They all stressed how busy their roles can be and that PR people should understand the context in which they are operating and not expect instant responses. Brian pointed out that for exclusives they need enough time to read the pitch, digest it, and respond to it. “If you give us an exclusive that’s like at 3pm on Thursday, I’m probably not going to get to it even if I wanted to.”

Access all areas

The panel was keen to stress they want to hear from new voices within agencies and solutions providers rather than just be pitched the C‑suite.

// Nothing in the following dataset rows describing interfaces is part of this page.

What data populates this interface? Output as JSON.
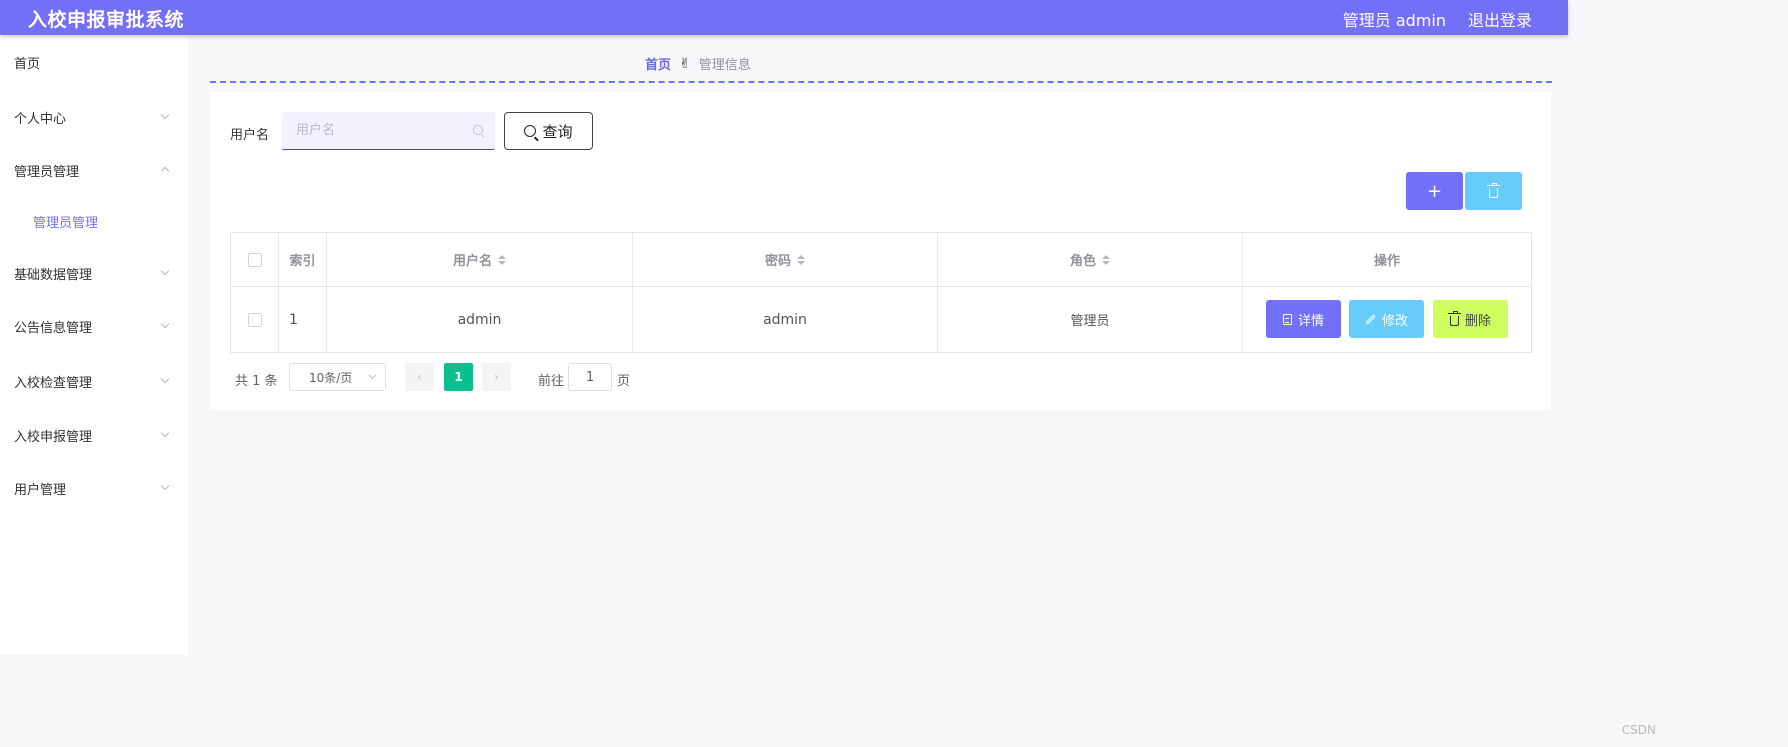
{
  "header": {
    "app_title": "入校申报审批系统",
    "user_label": "管理员 admin",
    "logout_label": "退出登录"
  },
  "sidebar": {
    "items": [
      {
        "label": "首页"
      },
      {
        "label": "个人中心"
      },
      {
        "label": "管理员管理"
      },
      {
        "label": "管理员管理"
      },
      {
        "label": "基础数据管理"
      },
      {
        "label": "公告信息管理"
      },
      {
        "label": "入校检查管理"
      },
      {
        "label": "入校申报管理"
      },
      {
        "label": "用户管理"
      }
    ]
  },
  "breadcrumb": {
    "home": "首页",
    "separator": "✌",
    "current": "管理信息"
  },
  "search": {
    "label": "用户名",
    "placeholder": "用户名",
    "value": "",
    "query_label": "查询"
  },
  "toolbar": {
    "add_label": "+",
    "add_icon": "plus-icon",
    "delete_icon": "trash-icon"
  },
  "table": {
    "columns": [
      "索引",
      "用户名",
      "密码",
      "角色",
      "操作"
    ],
    "rows": [
      {
        "index": "1",
        "username": "admin",
        "password": "admin",
        "role": "管理员"
      }
    ],
    "actions": {
      "detail": "详情",
      "edit": "修改",
      "delete": "删除"
    }
  },
  "pagination": {
    "total": "共 1 条",
    "page_size": "10条/页",
    "current_page": "1",
    "goto_label": "前往",
    "goto_value": "1",
    "page_unit": "页"
  },
  "watermark": "CSDN",
  "colors": {
    "primary": "#7370f8",
    "info": "#67ccfc",
    "warning": "#cfff5f",
    "page_active": "#0abf8d"
  }
}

It’s understood that senior executives are media-trained and “sometimes prevents us getting deeper.”

Brian said: “Don’t be afraid to throw out a different voice because we’re [already] familiar with the CEO of your company probably, but maybe there’s a voice out there in your company that’s more informed – there’s so much, there’s [only] so much that CEO can do, right? If there’s someone within your company that actually knows the topic a little bit better, and hasn’t been mentioned a lot, I would prefer that source.”

They would particularly like access to younger members of staff and, of course, more diverse voices. Alison said that it as important to be able “to get inside of the companies and work with the people who are day-to-day and on the ground”, while Emma pointed out that she and her colleagues make an effort to track the demographics of the people we’re speaking with to make sure they are speaking to women, to people of color, and to young people of all different ethnicities, religions and geographic backgrounds.

“When pitches reflect that effort to bring in diverse voices, that’s something I really appreciate.”

The panel tackled some misconceptions about their coverage and that they might have ‘favourites’ among companies. They denied that companies receive special treatment, but ones creating cool ‘stuff’ had a good story to tell – Brian added: “Sometimes certain companies are good at finding new angles within their agency that other agencies aren’t as good at.”

Emma picked up on the topic and said that she was always looking for businesses that were one step ahead of culture “and kind of meeting the moment in a way that then catches the eyes.” She added that she actively looked for the businesses that are not yet getting media attention she felt people should know about.

Show the agency’s vulnerabilities

There was agreement that journalists would find honesty about mistakes and insights into the inner workings of campaigns very interesting. Alison said she found the majority too afraid to say anything beyond “here’s the perfect video” and added: “I think that we could learn more from each other if we were able to admit some of our mistakes more. Maybe that’s even a campaign that came out three years ago and now you’re not so close to it that you can go back and behind the scenes and dive into how it came together.”

Emma added: “I think like some of the most interesting stories really live in that tension where people are empowered to speak really openly and vulnerably and also just get away from like the jargon – not just focusing on finished projects or campaigns and things that went off without a hitch, but where the tensions and the challenges were.”

And Brian pointed out that journalists will go around someone who is overly-media-trained to find sources that are more honest about the story – so it’s better to provide the real answers in the first place.

As a final call to action the panel did make a plea for the ad industry at large to subscribe to their publications and support journalism, so they can provide the in-depth, credible coverage the advertising industry deserves.